By Sonya Gankina
Remember drawing as a kid? The joy in dragging a Sharpie marker across a white sheet, or even drawing right on important documents that your parents left out on the kitchen table. Creativity in children seldom goes any further than that, since at a young age we hear that art is not a “real” job.
Many of us opt for more pragmatic yet still creative prospects like graphic or web design work. And although our parents grumbled that we were never going to become doctors or lawyers, the desire to create was stronger.
But for Andrew Newby, he decided not to choose between his desire to be creative and the need for a paycheque. Newby is a web designer in Ottawa who creates beautiful creepy art in his spare time. With a diploma in graphic design from Algonquin College, Newby has both the innate inspiration to create and the technical skills to execute more complex ideas.
Apartment613 connected with Newby virtually to discuss the world of black-and-white art and his personal inspirations.
This interview has been edited for length and clarity.
Apt613: How would you describe the style of your work?
Andrew Newby: Black and white, pointillism, pop-culture, and more! I use several mediums, including ink pens, watercolours, markers, acrylics, and even Photoshop for digital collages. I focus on dark, and often gothic subject matter, usually in greyscale but sometimes with a splash of colour. I always try to build a nice composition using simple shapes, lots of white space, and a clearly defined focal point.
How did you get started?
I’ve always had a knack for drawing, and I can definitely thank my mom for fostering my talent and always encouraging me to draw. The rise of Instagram also gave me the best way to showcase my art to more people. Seeing what other artists were doing inspired me to share my own work.
Who or what inspires you?
Ideas for subject matter usually come from movies, tv, memes, and pop culture. In terms of style and motivation, I’m inspired by fellow artists and creative ass-kickers of all kinds! This includes film directors, photographers, musicians and producers, graphic designers, and especially tattoo artists!
How has COVID-19 affected your way of living as an artist?
From a production standpoint, nothing has really changed. I think the newfound free time can be a tremendous opportunity for all of us to accomplish these little creative projects we’ve all had in the back of our minds. In terms of feet-on-the-street promotion, COVID has undoubtedly slowed my ability to network and exhibit my work at local markets.
What’s the best way to support you?
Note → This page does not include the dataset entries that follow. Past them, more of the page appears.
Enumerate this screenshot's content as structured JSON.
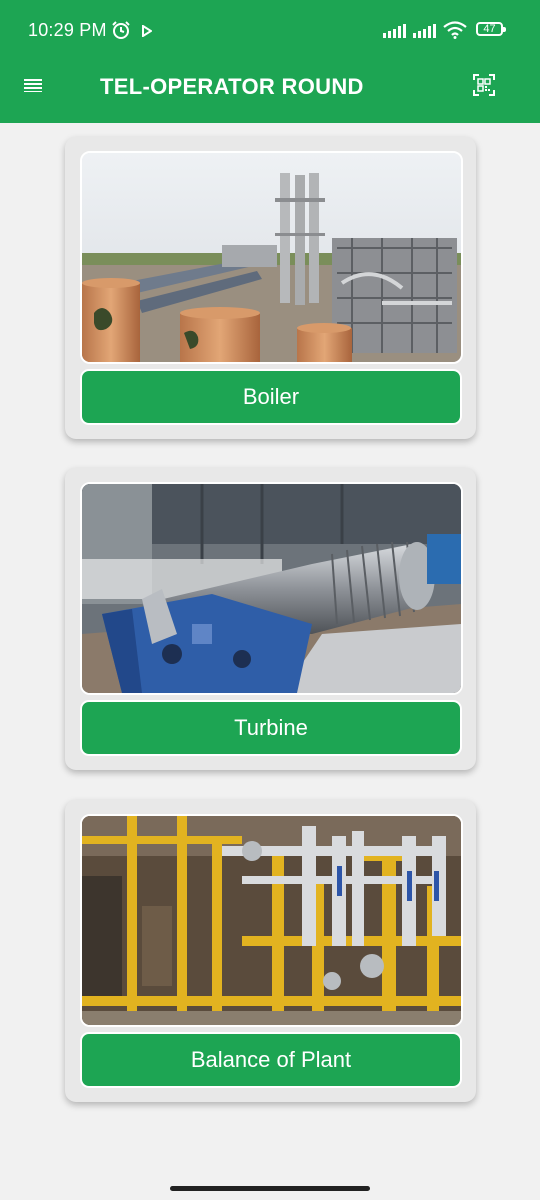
{
  "status_bar": {
    "time": "10:29 PM",
    "battery": "47",
    "icons": [
      "alarm-icon",
      "play-icon",
      "signal-icon",
      "signal-icon",
      "wifi-icon",
      "battery-icon"
    ]
  },
  "app_bar": {
    "title": "TEL-OPERATOR ROUND",
    "left_icon": "menu-icon",
    "right_icon": "qr-code-scan-icon",
    "color": "#1da553"
  },
  "cards": [
    {
      "label": "Boiler",
      "image": "boiler-plant-photo"
    },
    {
      "label": "Turbine",
      "image": "steam-turbine-photo"
    },
    {
      "label": "Balance of Plant",
      "image": "piping-valves-photo"
    }
  ]
}
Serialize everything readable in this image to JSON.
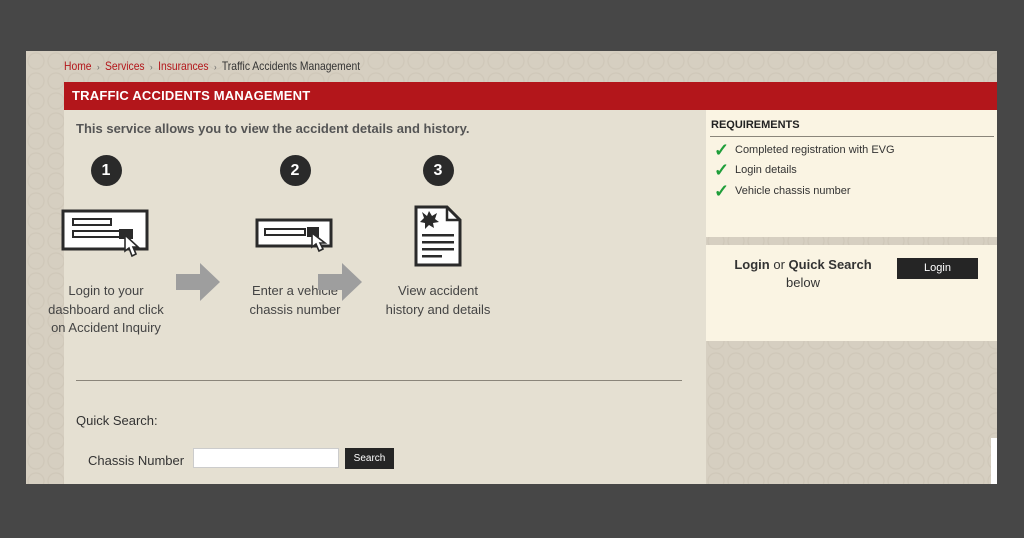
{
  "breadcrumb": {
    "home": "Home",
    "services": "Services",
    "insurances": "Insurances",
    "current": "Traffic Accidents Management",
    "separator": "›"
  },
  "header": {
    "title": "TRAFFIC ACCIDENTS MANAGEMENT"
  },
  "intro": "This service allows you to view the accident details and history.",
  "steps": [
    {
      "number": "1",
      "icon": "dashboard-click-icon",
      "caption": "Login to your dashboard and click on Accident Inquiry"
    },
    {
      "number": "2",
      "icon": "chassis-entry-icon",
      "caption": "Enter a vehicle chassis number"
    },
    {
      "number": "3",
      "icon": "document-icon",
      "caption": "View accident history and details"
    }
  ],
  "quick_search": {
    "label": "Quick Search:",
    "chassis_label": "Chassis Number",
    "chassis_value": "",
    "search_button": "Search"
  },
  "requirements": {
    "title": "REQUIREMENTS",
    "items": [
      "Completed registration with EVG",
      "Login details",
      "Vehicle chassis number"
    ]
  },
  "login_panel": {
    "login_word": "Login",
    "or_word": "or",
    "quick_search_word": "Quick Search",
    "below_word": "below",
    "button": "Login"
  },
  "colors": {
    "background": "#474747",
    "page": "#d6cfc1",
    "header": "#b3161b",
    "panel": "#faf4e3",
    "check": "#1f9e3a",
    "button": "#252525"
  }
}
I have lots of items that can be purchased through my website including apparel, stickers, original drawings, paintings, and signed art prints. Really though, engaging with my content on Instagram goes a long way… Like, share, comment, send me a message, and tell your friends!
Next time you’re scrolling through Instagram or Facebook, check out Andrew’s art and give him a follow—from covering popular memes to supplying us with endless original work, his account is a welcome addition to your carefully curated feed. You can also check out his work on his website. Most importantly, remember to shop and support local!